You would be hard pressed to find a 2017 NHL draft prospect whose stock has risen more this year than Portland Winterhawks centre Cody Glass. The 17-year-old Winnipeg native has gone from being rated a “C” prospect on NHL Central Scouting’s futures list in August to an “A” rating in November. The scouts polled by the NHL assign an “A” rating to prospects they believe could be a first-round pick.
Glass’s trajectory arguably started all the way back at Hockey Canada’s U-18 camp, where he was cut from the team that went on to finish fifth out of eight countries at the Ivan Hlinka tournament in August. Glass said he used being cut from his country’s national team as motivation.
“I just tried to play my game, stayed comfortable, and I’m here where I’m at now,” he said.
Where he’s at now is tied for fifth in WHL scoring with 13 goals and 24 assists for 37 points in 26 games. He launched himself into the scoring race with 12 points on an eight-game road trip in October.

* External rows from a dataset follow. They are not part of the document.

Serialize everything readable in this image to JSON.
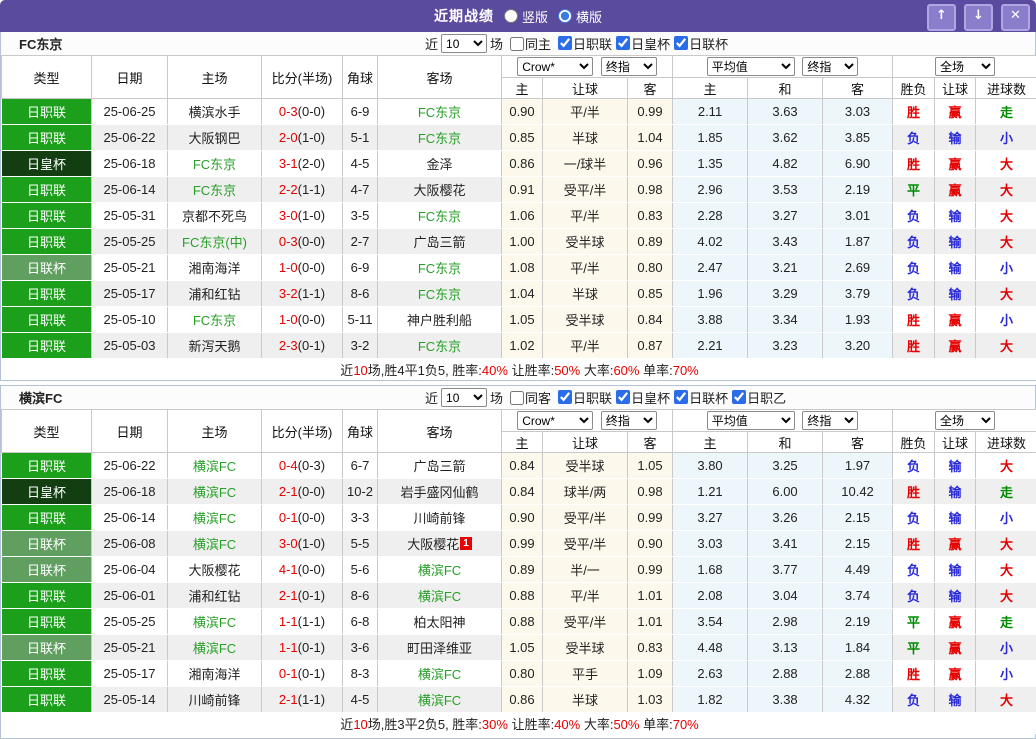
{
  "color_map": {
    "胜": "c-red",
    "赢": "c-red",
    "大": "c-red",
    "负": "c-blue",
    "输": "c-blue",
    "小": "c-blue",
    "平": "c-green",
    "走": "c-green",
    "日职联": "t-j1",
    "日皇杯": "t-emp",
    "日联杯": "t-cup",
    "日职乙": "t-j1"
  },
  "colors": {
    "titlebar": "#5b4b9e",
    "league_bright": "#1ca01c",
    "league_cup": "#619f61",
    "league_emperor": "#123e12",
    "win_red": "#e60000",
    "lose_blue": "#2929d6",
    "draw_green": "#008b00",
    "team_green": "#28a028",
    "odds_bg": "#fdf8ec",
    "avg_bg": "#edf6fa"
  },
  "titlebar": {
    "title": "近期战绩",
    "radio_vertical": "竖版",
    "radio_horizontal": "横版",
    "selected_mode": "横版",
    "btn_up": "↑",
    "btn_down": "↓",
    "btn_close": "✕"
  },
  "controls": {
    "recent": "近",
    "count": "10",
    "games": "场"
  },
  "header": {
    "col_type": "类型",
    "col_date": "日期",
    "col_home": "主场",
    "col_score": "比分(半场)",
    "col_corner": "角球",
    "col_away": "客场",
    "odds_source": "Crow*",
    "odds_stage": "终指",
    "avg_source": "平均值",
    "avg_stage": "终指",
    "scope": "全场",
    "sub_home": "主",
    "sub_handicap": "让球",
    "sub_away": "客",
    "sub_avg_home": "主",
    "sub_avg_draw": "和",
    "sub_avg_away": "客",
    "sub_result": "胜负",
    "sub_hresult": "让球",
    "sub_goals": "进球数"
  },
  "tables": [
    {
      "team": "FC东京",
      "same_label": "同主",
      "leagues": [
        "日职联",
        "日皇杯",
        "日联杯"
      ],
      "rows": [
        {
          "type": "日职联",
          "date": "25-06-25",
          "home": "横滨水手",
          "home_cls": "",
          "score": "0-3",
          "half": "(0-0)",
          "corner": "6-9",
          "away": "FC东京",
          "away_cls": "tm",
          "o1": "0.90",
          "hd": "平/半",
          "o2": "0.99",
          "m1": "2.11",
          "m2": "3.63",
          "m3": "3.03",
          "r1": "胜",
          "r2": "赢",
          "r3": "走"
        },
        {
          "type": "日职联",
          "date": "25-06-22",
          "home": "大阪钢巴",
          "home_cls": "",
          "score": "2-0",
          "half": "(1-0)",
          "corner": "5-1",
          "away": "FC东京",
          "away_cls": "tm",
          "o1": "0.85",
          "hd": "半球",
          "o2": "1.04",
          "m1": "1.85",
          "m2": "3.62",
          "m3": "3.85",
          "r1": "负",
          "r2": "输",
          "r3": "小"
        },
        {
          "type": "日皇杯",
          "date": "25-06-18",
          "home": "FC东京",
          "home_cls": "tm",
          "score": "3-1",
          "half": "(2-0)",
          "corner": "4-5",
          "away": "金泽",
          "away_cls": "",
          "o1": "0.86",
          "hd": "一/球半",
          "o2": "0.96",
          "m1": "1.35",
          "m2": "4.82",
          "m3": "6.90",
          "r1": "胜",
          "r2": "赢",
          "r3": "大"
        },
        {
          "type": "日职联",
          "date": "25-06-14",
          "home": "FC东京",
          "home_cls": "tm",
          "score": "2-2",
          "half": "(1-1)",
          "corner": "4-7",
          "away": "大阪樱花",
          "away_cls": "",
          "o1": "0.91",
          "hd": "受平/半",
          "o2": "0.98",
          "m1": "2.96",
          "m2": "3.53",
          "m3": "2.19",
          "r1": "平",
          "r2": "赢",
          "r3": "大"
        },
        {
          "type": "日职联",
          "date": "25-05-31",
          "home": "京都不死鸟",
          "home_cls": "",
          "score": "3-0",
          "half": "(1-0)",
          "corner": "3-5",
          "away": "FC东京",
          "away_cls": "tm",
          "o1": "1.06",
          "hd": "平/半",
          "o2": "0.83",
          "m1": "2.28",
          "m2": "3.27",
          "m3": "3.01",
          "r1": "负",
          "r2": "输",
          "r3": "大"
        },
        {
          "type": "日职联",
          "date": "25-05-25",
          "home": "FC东京(中)",
          "home_cls": "tm",
          "score": "0-3",
          "half": "(0-0)",
          "corner": "2-7",
          "away": "广岛三箭",
          "away_cls": "",
          "o1": "1.00",
          "hd": "受半球",
          "o2": "0.89",
          "m1": "4.02",
          "m2": "3.43",
          "m3": "1.87",
          "r1": "负",
          "r2": "输",
          "r3": "大"
        },
        {
          "type": "日联杯",
          "date": "25-05-21",
          "home": "湘南海洋",
          "home_cls": "",
          "score": "1-0",
          "half": "(0-0)",
          "corner": "6-9",
          "away": "FC东京",
          "away_cls": "tm",
          "o1": "1.08",
          "hd": "平/半",
          "o2": "0.80",
          "m1": "2.47",
          "m2": "3.21",
          "m3": "2.69",
          "r1": "负",
          "r2": "输",
          "r3": "小"
        },
        {
          "type": "日职联",
          "date": "25-05-17",
          "home": "浦和红钻",
          "home_cls": "",
          "score": "3-2",
          "half": "(1-1)",
          "corner": "8-6",
          "away": "FC东京",
          "away_cls": "tm",
          "o1": "1.04",
          "hd": "半球",
          "o2": "0.85",
          "m1": "1.96",
          "m2": "3.29",
          "m3": "3.79",
          "r1": "负",
          "r2": "输",
          "r3": "大"
        },
        {
          "type": "日职联",
          "date": "25-05-10",
          "home": "FC东京",
          "home_cls": "tm",
          "score": "1-0",
          "half": "(0-0)",
          "corner": "5-11",
          "away": "神户胜利船",
          "away_cls": "",
          "o1": "1.05",
          "hd": "受半球",
          "o2": "0.84",
          "m1": "3.88",
          "m2": "3.34",
          "m3": "1.93",
          "r1": "胜",
          "r2": "赢",
          "r3": "小"
        },
        {
          "type": "日职联",
          "date": "25-05-03",
          "home": "新泻天鹅",
          "home_cls": "",
          "score": "2-3",
          "half": "(0-1)",
          "corner": "3-2",
          "away": "FC东京",
          "away_cls": "tm",
          "o1": "1.02",
          "hd": "平/半",
          "o2": "0.87",
          "m1": "2.21",
          "m2": "3.23",
          "m3": "3.20",
          "r1": "胜",
          "r2": "赢",
          "r3": "大"
        }
      ],
      "summary": [
        {
          "t": "近"
        },
        {
          "t": "10",
          "c": "c-red"
        },
        {
          "t": "场,胜4平1负5, 胜率:"
        },
        {
          "t": "40%",
          "c": "c-red"
        },
        {
          "t": " 让胜率:"
        },
        {
          "t": "50%",
          "c": "c-red"
        },
        {
          "t": " 大率:"
        },
        {
          "t": "60%",
          "c": "c-red"
        },
        {
          "t": " 单率:"
        },
        {
          "t": "70%",
          "c": "c-red"
        }
      ]
    },
    {
      "team": "横滨FC",
      "same_label": "同客",
      "leagues": [
        "日职联",
        "日皇杯",
        "日联杯",
        "日职乙"
      ],
      "rows": [
        {
          "type": "日职联",
          "date": "25-06-22",
          "home": "横滨FC",
          "home_cls": "tm",
          "score": "0-4",
          "half": "(0-3)",
          "corner": "6-7",
          "away": "广岛三箭",
          "away_cls": "",
          "o1": "0.84",
          "hd": "受半球",
          "o2": "1.05",
          "m1": "3.80",
          "m2": "3.25",
          "m3": "1.97",
          "r1": "负",
          "r2": "输",
          "r3": "大"
        },
        {
          "type": "日皇杯",
          "date": "25-06-18",
          "home": "横滨FC",
          "home_cls": "tm",
          "score": "2-1",
          "half": "(0-0)",
          "corner": "10-2",
          "away": "岩手盛冈仙鹤",
          "away_cls": "",
          "o1": "0.84",
          "hd": "球半/两",
          "o2": "0.98",
          "m1": "1.21",
          "m2": "6.00",
          "m3": "10.42",
          "r1": "胜",
          "r2": "输",
          "r3": "走"
        },
        {
          "type": "日职联",
          "date": "25-06-14",
          "home": "横滨FC",
          "home_cls": "tm",
          "score": "0-1",
          "half": "(0-0)",
          "corner": "3-3",
          "away": "川崎前锋",
          "away_cls": "",
          "o1": "0.90",
          "hd": "受平/半",
          "o2": "0.99",
          "m1": "3.27",
          "m2": "3.26",
          "m3": "2.15",
          "r1": "负",
          "r2": "输",
          "r3": "小"
        },
        {
          "type": "日联杯",
          "date": "25-06-08",
          "home": "横滨FC",
          "home_cls": "tm",
          "score": "3-0",
          "half": "(1-0)",
          "corner": "5-5",
          "away": "大阪樱花",
          "away_cls": "",
          "away_badge": "1",
          "o1": "0.99",
          "hd": "受平/半",
          "o2": "0.90",
          "m1": "3.03",
          "m2": "3.41",
          "m3": "2.15",
          "r1": "胜",
          "r2": "赢",
          "r3": "大"
        },
        {
          "type": "日联杯",
          "date": "25-06-04",
          "home": "大阪樱花",
          "home_cls": "",
          "score": "4-1",
          "half": "(0-0)",
          "corner": "5-6",
          "away": "横滨FC",
          "away_cls": "tm",
          "o1": "0.89",
          "hd": "半/一",
          "o2": "0.99",
          "m1": "1.68",
          "m2": "3.77",
          "m3": "4.49",
          "r1": "负",
          "r2": "输",
          "r3": "大"
        },
        {
          "type": "日职联",
          "date": "25-06-01",
          "home": "浦和红钻",
          "home_cls": "",
          "score": "2-1",
          "half": "(0-1)",
          "corner": "8-6",
          "away": "横滨FC",
          "away_cls": "tm",
          "o1": "0.88",
          "hd": "平/半",
          "o2": "1.01",
          "m1": "2.08",
          "m2": "3.04",
          "m3": "3.74",
          "r1": "负",
          "r2": "输",
          "r3": "大"
        },
        {
          "type": "日职联",
          "date": "25-05-25",
          "home": "横滨FC",
          "home_cls": "tm",
          "score": "1-1",
          "half": "(1-1)",
          "corner": "6-8",
          "away": "柏太阳神",
          "away_cls": "",
          "o1": "0.88",
          "hd": "受平/半",
          "o2": "1.01",
          "m1": "3.54",
          "m2": "2.98",
          "m3": "2.19",
          "r1": "平",
          "r2": "赢",
          "r3": "走"
        },
        {
          "type": "日联杯",
          "date": "25-05-21",
          "home": "横滨FC",
          "home_cls": "tm",
          "score": "1-1",
          "half": "(0-1)",
          "corner": "3-6",
          "away": "町田泽维亚",
          "away_cls": "",
          "o1": "1.05",
          "hd": "受半球",
          "o2": "0.83",
          "m1": "4.48",
          "m2": "3.13",
          "m3": "1.84",
          "r1": "平",
          "r2": "赢",
          "r3": "小"
        },
        {
          "type": "日职联",
          "date": "25-05-17",
          "home": "湘南海洋",
          "home_cls": "",
          "score": "0-1",
          "half": "(0-1)",
          "corner": "8-3",
          "away": "横滨FC",
          "away_cls": "tm",
          "o1": "0.80",
          "hd": "平手",
          "o2": "1.09",
          "m1": "2.63",
          "m2": "2.88",
          "m3": "2.88",
          "r1": "胜",
          "r2": "赢",
          "r3": "小"
        },
        {
          "type": "日职联",
          "date": "25-05-14",
          "home": "川崎前锋",
          "home_cls": "",
          "score": "2-1",
          "half": "(1-1)",
          "corner": "4-5",
          "away": "横滨FC",
          "away_cls": "tm",
          "o1": "0.86",
          "hd": "半球",
          "o2": "1.03",
          "m1": "1.82",
          "m2": "3.38",
          "m3": "4.32",
          "r1": "负",
          "r2": "输",
          "r3": "大"
        }
      ],
      "summary": [
        {
          "t": "近"
        },
        {
          "t": "10",
          "c": "c-red"
        },
        {
          "t": "场,胜3平2负5, 胜率:"
        },
        {
          "t": "30%",
          "c": "c-red"
        },
        {
          "t": " 让胜率:"
        },
        {
          "t": "40%",
          "c": "c-red"
        },
        {
          "t": " 大率:"
        },
        {
          "t": "50%",
          "c": "c-red"
        },
        {
          "t": " 单率:"
        },
        {
          "t": "70%",
          "c": "c-red"
        }
      ]
    }
  ]
}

He did this while playing on a line with 20-year-old Keegan Iverson and 18-year-old Skyler McKenzie.
“During that road trip, I wasn’t expecting the points I got,” Glass said. “We were really comfortable with each other. When we are rolling, we are really good offensively.”
Glass got used to playing with older players last season when he was matched with overagers Alex Schoenborn and Rihards Bukarts.
“Playing with Schoenborn and Bukarts really set me up for this year,” he noted. “Last year, I was a bit more timid with the puck and didn’t really know what to do with it. This year, I’m using my vision a lot more with Skyler and Keegs (Iverson).”
Glass’s coach has taken notice of his confidence with the puck. Portland head coach and general manager Mike Johnston described him as “one of the top players in our league at 17.”
“He’s a big centre, has great vision, really handles the puck well and plays a 200-foot game,” Johnston added. “His reads are very good and his hockey IQ is high. He’s our No. 1 centre, plays on our power play and just started killing penalties. He’s playing a lot of minutes.”
Recent injuries to 19-year-old forwards Alex Overhardt and Colton Veloso, integral parts of Portland’s penalty kill, have opened up an opportunity for Glass.
“At the beginning of the year, I didn’t really play on the PK,” he said. “With injuries, you have to step up in the lineup.”
With so much ice time in every situation, Glass will continue to get many chances to improve in the areas he thinks need the most attention this year.
“I’m going to work on my strength,” he said. “Rich Campbell (Portland’s strength and conditioning coach) and I are working at keeping my weight up and building more explosiveness.”
Glass added that he wants to work more on playing in his own zone, “when it’s more of those one-on-one battles and faceoffs and stuff like that. I want to do a lot of defensive zone work because I like to take pride in that.”
Johnston agrees that Glass needs to improve his strength and said that with that size, “he’s going to drastically improve his game.”
Johnston and Glass were also on the same page in regards to the need for Glass to improve his shot and protect the puck a little longer.
“With his skill and skating, I just project where he’s going to be when he’s 10-15 pounds heavier, so he can be stronger in those battles and protect the puck,” Johnston said. “He does well, but he can protect it longer. His shot’s going to improve.”
One of the more unique assets Glass has is his ability to carry the puck while on his backhand.
“It was just something I wasn’t always strong with through my younger years, so I tried focusing on it,” he said. “Obviously, I watch a lot of Sidney Crosby highlights too and see what he can do with his backhand. I try working on it every practice and try to get more comfortable with it.”
Over the rest of this season, Glass will likely catch more attention from the NHL scouts and could see his stock rise even higher. One thing is for sure: Glass will be out to prove himself every game after being snubbed by Hockey Canada. That type of drive could be enough to carry the Winterhawks up the U.S. Division standings with him.